This precise work is carried out with great respect for biodiversity and, increasingly, the principles of biodynamic cultivation. Our vineyards are located in three classic Champagne districts: the Montagne de Reims, the Vallée de la Marne, and the Côte des Blancs. The diversity and fertility of these sites provide our House with an extensive and rich palette from which to fashion the wines.
The Louis Roederer estate cultivates the 3 traditional grape varieties: Chardonnay is appreciated for its minerality, finesse, and elegance; Pinot noir’s solid constitution adds structure to the blends and prepares them for ageing; Pinot Meunier is a slightly less refined sweet grape variety, whose adaptability brings harmony and softness to certain cuvées.
The grapes are meticulously gathered by hand and are collected in the buckets and pressed on the site of the harvest. The pressing process is a delicate one, because the berry must not alter the colour of the juice, which must maintain its golden hue and clarity.
This precise selection process and plot-by-plot vinification ensures that the origins and traceability of the grapes are respected and provides a perfect record of the fruit from each row of vines. Hence the natural equilibrium of each parcel is preserved, and the vines are protected from external influences. This brings out the finest qualities in our wines.
Inside the cuves and the tuns the wine develops into an ‘entity’ in its own right, with its own qualities—and sometimes weaknesses—that the oenologists fully nurture and exploit. At this stage, all the richness and diversity of the fruits come to the fore. The contents of the fermenting tanks is tasted every day and classified into families of aromas, flavours, and characters. Every observation on the part of the wine tasters is carefully noted. Constantly tasted and reclassified, our wines gradually mature and develop their own unique characters.
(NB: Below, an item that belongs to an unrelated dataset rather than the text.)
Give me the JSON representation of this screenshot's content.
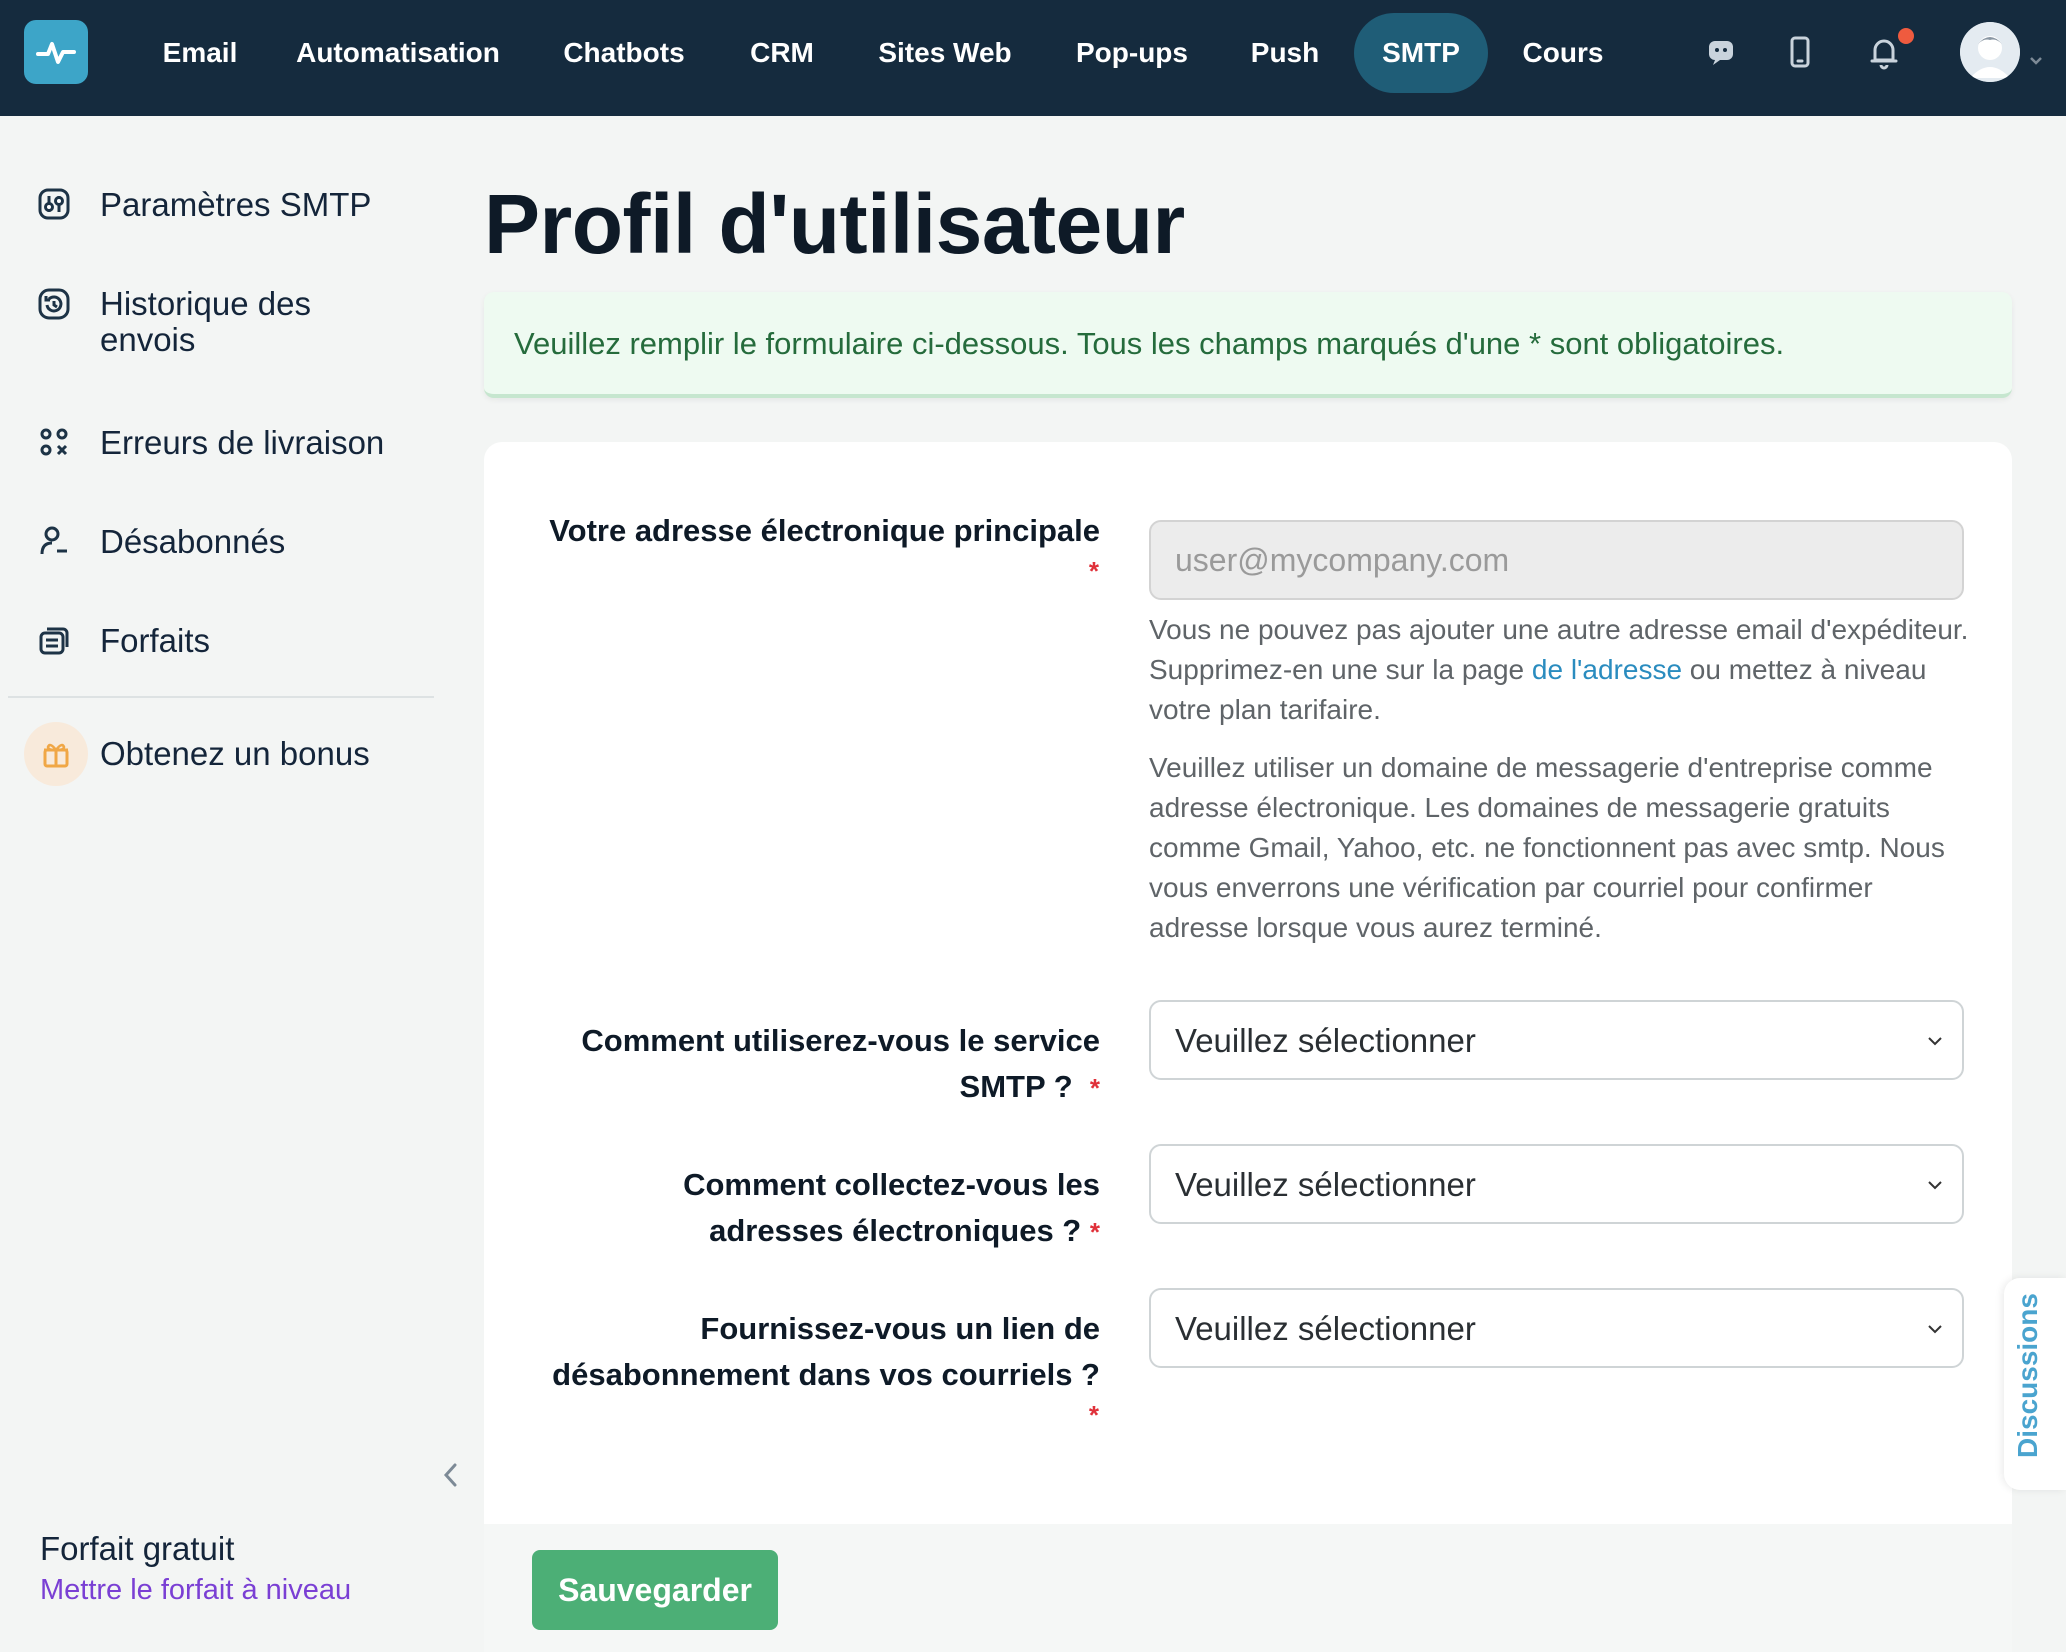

Pirramimma vineyards and winery are nestled behind the township of McLaren Vale, running parallel to Tatachilla Road. The mature vineyards are planted to 13 varieties and 40 designated blocks, spread over 300 acres and allow them to produce over 80 different wines, from the iconic McLaren Vale Shiraz, pioneered varieties such as Petit Verdot and Tannat, and an ancient collection of fortifieds.
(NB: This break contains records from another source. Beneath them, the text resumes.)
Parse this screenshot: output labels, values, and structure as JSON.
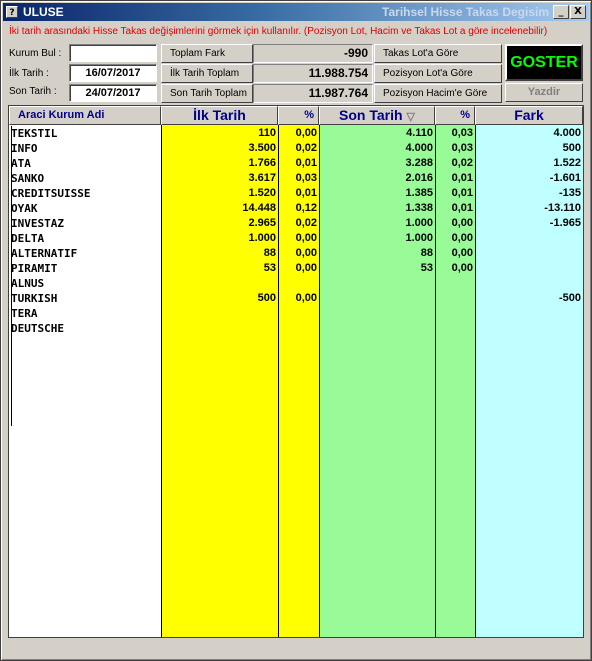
{
  "window": {
    "app_name": "ULUSE",
    "caption": "Tarihsel Hisse Takas Degisim",
    "minimize_glyph": "_",
    "close_glyph": "X",
    "app_icon_glyph": "?"
  },
  "info_text": "İki tarih arasındaki Hisse Takas değişimlerini görmek için kullanılır. (Pozisyon Lot, Hacim ve Takas Lot a göre incelenebilir)",
  "form": {
    "kurum_bul_label": "Kurum Bul :",
    "kurum_bul_value": "",
    "ilk_tarih_label": "İlk Tarih    :",
    "ilk_tarih_value": "16/07/2017",
    "son_tarih_label": "Son Tarih   :",
    "son_tarih_value": "24/07/2017"
  },
  "summary": {
    "toplam_fark_label": "Toplam Fark",
    "toplam_fark_value": "-990",
    "ilk_tarih_toplam_label": "İlk Tarih Toplam",
    "ilk_tarih_toplam_value": "11.988.754",
    "son_tarih_toplam_label": "Son Tarih Toplam",
    "son_tarih_toplam_value": "11.987.764"
  },
  "options": {
    "takas_lot": "Takas Lot'a Göre",
    "pozisyon_lot": "Pozisyon Lot'a Göre",
    "pozisyon_hacim": "Pozisyon Hacim'e Göre"
  },
  "buttons": {
    "goster": "GOSTER",
    "yazdir": "Yazdir"
  },
  "colors": {
    "ilk_col": "#ffff00",
    "son_col": "#98fb98",
    "fark_col": "#c0ffff",
    "goster_text": "#00ff00",
    "info_text": "#e00000"
  },
  "table": {
    "headers": {
      "name": "Araci Kurum Adi",
      "ilk": "İlk Tarih",
      "ilk_pct": "%",
      "son": "Son Tarih",
      "son_pct": "%",
      "fark": "Fark"
    },
    "sort_icon": "sort-descending-icon",
    "rows": [
      {
        "name": "TEKSTIL",
        "ilk": "110",
        "ilk_pct": "0,00",
        "son": "4.110",
        "son_pct": "0,03",
        "fark": "4.000"
      },
      {
        "name": "INFO",
        "ilk": "3.500",
        "ilk_pct": "0,02",
        "son": "4.000",
        "son_pct": "0,03",
        "fark": "500"
      },
      {
        "name": "ATA",
        "ilk": "1.766",
        "ilk_pct": "0,01",
        "son": "3.288",
        "son_pct": "0,02",
        "fark": "1.522"
      },
      {
        "name": "SANKO",
        "ilk": "3.617",
        "ilk_pct": "0,03",
        "son": "2.016",
        "son_pct": "0,01",
        "fark": "-1.601"
      },
      {
        "name": "CREDITSUISSE",
        "ilk": "1.520",
        "ilk_pct": "0,01",
        "son": "1.385",
        "son_pct": "0,01",
        "fark": "-135"
      },
      {
        "name": "OYAK",
        "ilk": "14.448",
        "ilk_pct": "0,12",
        "son": "1.338",
        "son_pct": "0,01",
        "fark": "-13.110"
      },
      {
        "name": "INVESTAZ",
        "ilk": "2.965",
        "ilk_pct": "0,02",
        "son": "1.000",
        "son_pct": "0,00",
        "fark": "-1.965"
      },
      {
        "name": "DELTA",
        "ilk": "1.000",
        "ilk_pct": "0,00",
        "son": "1.000",
        "son_pct": "0,00",
        "fark": ""
      },
      {
        "name": "ALTERNATIF",
        "ilk": "88",
        "ilk_pct": "0,00",
        "son": "88",
        "son_pct": "0,00",
        "fark": ""
      },
      {
        "name": "PIRAMIT",
        "ilk": "53",
        "ilk_pct": "0,00",
        "son": "53",
        "son_pct": "0,00",
        "fark": ""
      },
      {
        "name": "ALNUS",
        "ilk": "",
        "ilk_pct": "",
        "son": "",
        "son_pct": "",
        "fark": ""
      },
      {
        "name": "TURKISH",
        "ilk": "500",
        "ilk_pct": "0,00",
        "son": "",
        "son_pct": "",
        "fark": "-500"
      },
      {
        "name": "TERA",
        "ilk": "",
        "ilk_pct": "",
        "son": "",
        "son_pct": "",
        "fark": ""
      },
      {
        "name": "DEUTSCHE",
        "ilk": "",
        "ilk_pct": "",
        "son": "",
        "son_pct": "",
        "fark": ""
      }
    ]
  }
}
Founded in 2005, the Barons de Rothschild Champagne House has established strong relationships with partner producers to craft champagnes of a rare elegance from exceptional terroirs and rigorously selected grapes. “Accomplishing through great achievements”, such has been the Rothschild family’s ambition for more than 250 years. Through the strength of its wine-growing experience, the family has joined forces with producers from Champagne to develop excellent champagnes which bring together know-how and tradition.
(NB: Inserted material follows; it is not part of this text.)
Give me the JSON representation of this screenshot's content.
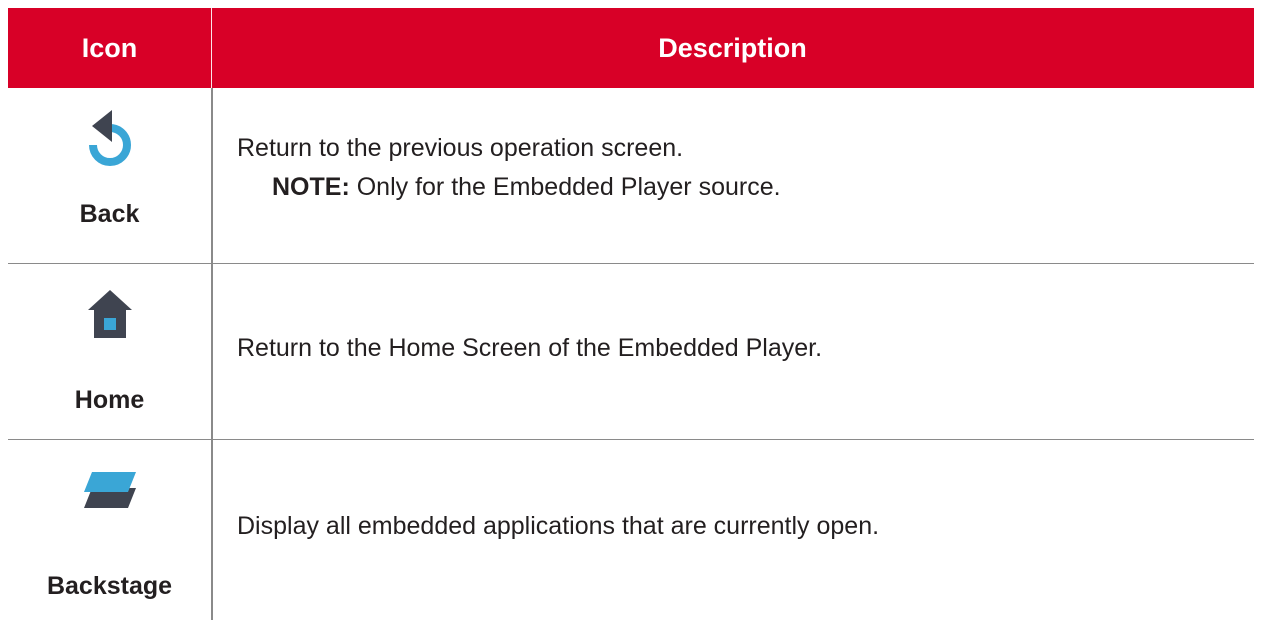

Anthonij Rupert Wyne was founded on the farm L’Ormarins in Franschhoek. Originally owned by the late Anthonij Rupert, who passed away in 2001, the farm was taken over by his brother Johann Rupert in 2003. It was Johann Rupert who constructed a state-of-the-art winemaking facility on the estate, and the beginnings of what was to become a sprawling enterprise with a focus on terroir-specific wines.
Takara has great experience in producing Shochu , Mirin and Sake for more than one-and-a-half centuries. Because Takara’s main business endeavors depend heavily on the mastery of natural processes such as fermentation, the Company feels a strong responsibility toward preserving the natural environment.
Certain names resonate strongly within Australian wine history and Jim Barry is one of them. It was Jim Barry’s drive that helped shape South Australia’s Clare Valley as a benchmark producer of world class Riesling and cemented it as one of Australia’s premier wine regions.